Investors Call for More Climate Resolutions

– Teresa Madaleno:

According to a recent report in Reuters, companies are facing more and more investor resolutions tied to climate change.
Reuters, one of the largest and most respected news agencies in the world, interviewed dozens of investors, as well as fund managers and discovered that in the United States, 79 climate-related resolutions have been filed so far this year. There were just 72 filed for the entire year in 2020. Most of the data comes from the Sustainable Investments Institute, which estimates climate resolutions could reach close to 90 this year.

What investors expect
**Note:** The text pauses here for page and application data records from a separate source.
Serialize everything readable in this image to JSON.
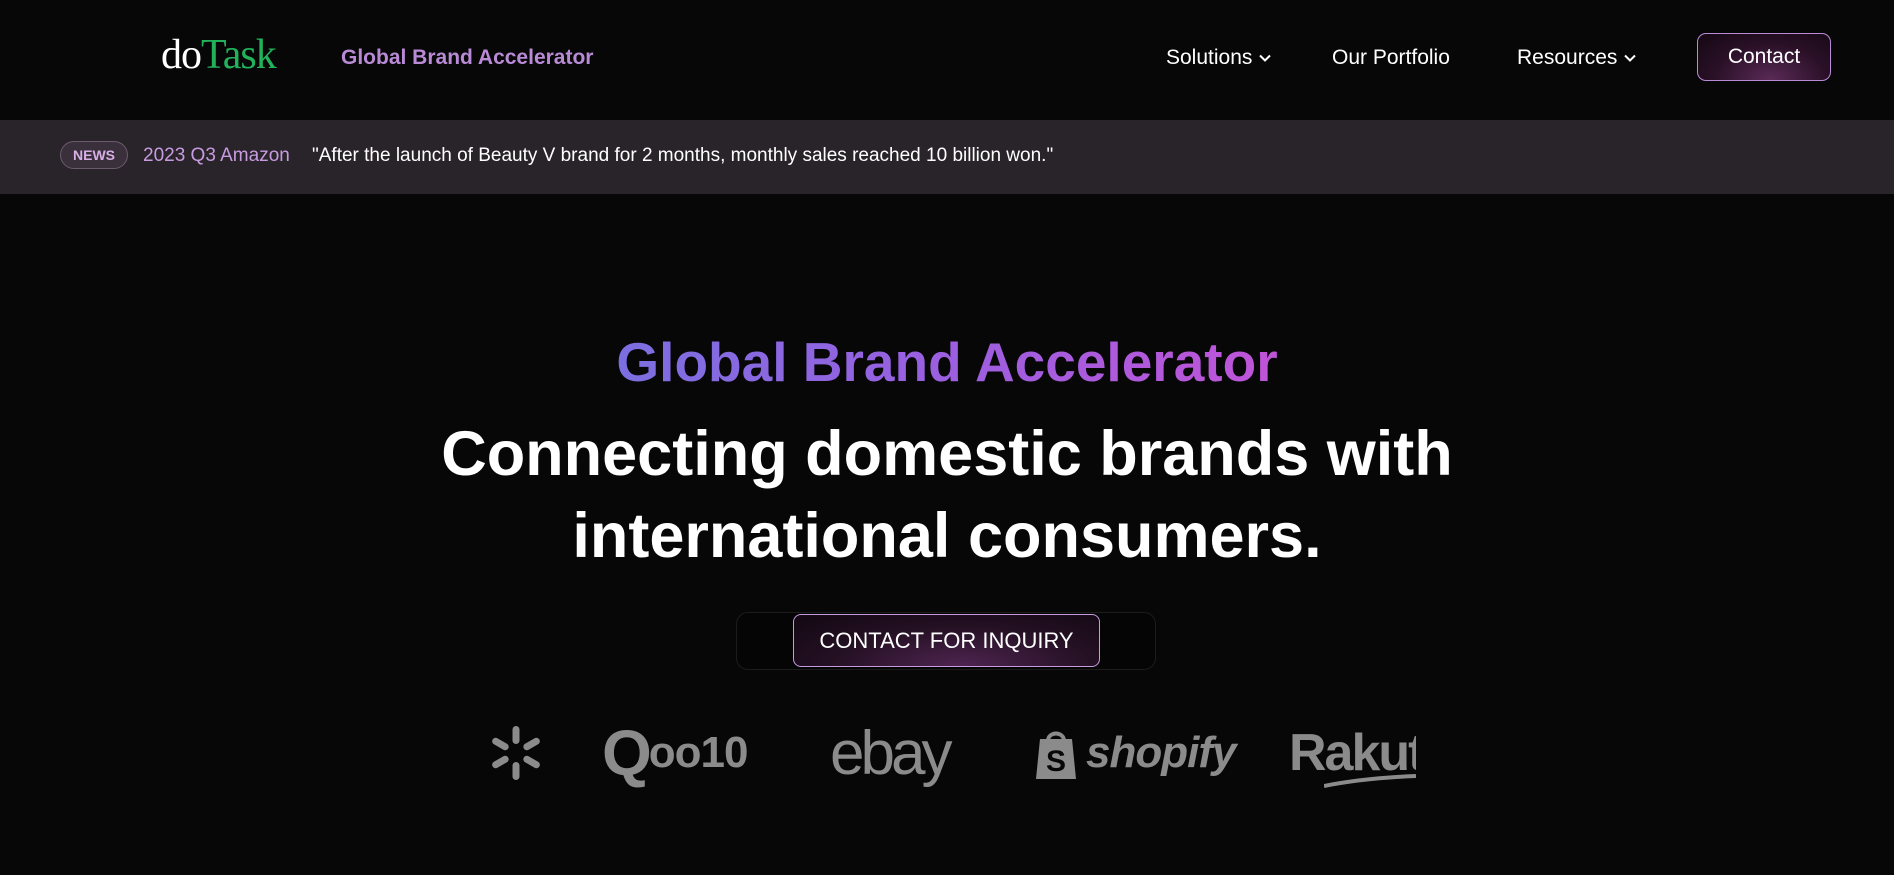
{
  "header": {
    "logo_do": "do",
    "logo_task": "Task",
    "tagline": "Global Brand Accelerator",
    "nav": [
      {
        "label": "Solutions",
        "has_dropdown": true
      },
      {
        "label": "Our Portfolio",
        "has_dropdown": false
      },
      {
        "label": "Resources",
        "has_dropdown": true
      }
    ],
    "contact_label": "Contact"
  },
  "news": {
    "badge": "NEWS",
    "source": "2023 Q3 Amazon",
    "quote": "\"After the launch of Beauty V brand for 2 months, monthly sales reached 10 billion won.\""
  },
  "hero": {
    "subtitle": "Global Brand Accelerator",
    "title_line1": "Connecting domestic brands with",
    "title_line2": "international consumers.",
    "cta_label": "CONTACT FOR INQUIRY"
  },
  "partners": {
    "qoo10_a": "Q",
    "qoo10_b": "oo10",
    "ebay": "ebay",
    "shopify": "shopify",
    "rakuten": "Rakut"
  },
  "colors": {
    "background": "#070707",
    "news_bar": "#29232a",
    "accent_purple": "#b98ad6",
    "logo_green": "#22b25a",
    "partner_logo_gray": "#8b8b8b"
  },
  "icons": [
    "chevron-down-icon",
    "walmart-spark-icon",
    "shopify-bag-icon"
  ]
}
Here are some of the resolutions uncovered by the Reuters report: calls for emissions limits, pollution reports, and climate audits that demonstrate financial impact of climate change on business. The main consensus is that corporations need to explain in detail how they plan to reduce their carbon footprints as governments pledge to reduce emissions to net zero by 2050.
Chris Hohn, a British hedge fund manager is pushing companies around the world to hold ongoing shareholder votes on a company’s climate plan – and he has said credible plans can’t include “greenwashing.”

While the majority of resolutions are non-binding, they do tend to encourage company management to act. Afterall, it is in their best interest to keep investors happy. A study by sustainability consulting agency, South Pole has indicated that just 10 percent of 120 companies poled had published interim targets even though they said they had goals in line with the 2015 Paris climate accord.

An analysis done by the Swiss bank shows that if companies do not reduce emissions rates, global temperatures would increase more than 3 degrees by 2050. The Paris accord calls for limiting warming to below 2C.

Recently, Amundi, Europe’s biggest asset manager, indicated it would support more climate-related resolutions.

Naturally, the sectors with the highest carbon emissions are bound to face the most pressure from investors. Some corporate governance experts are predicting that in 2021 there is a much higher chance of companies and activist investors reaching agreements. While this doesn’t mean there won’t be tension between some company executives and shareholders, many believe a lot of corporations know the time has come for sincere and thorough planning when it comes to reducing carbon emissions.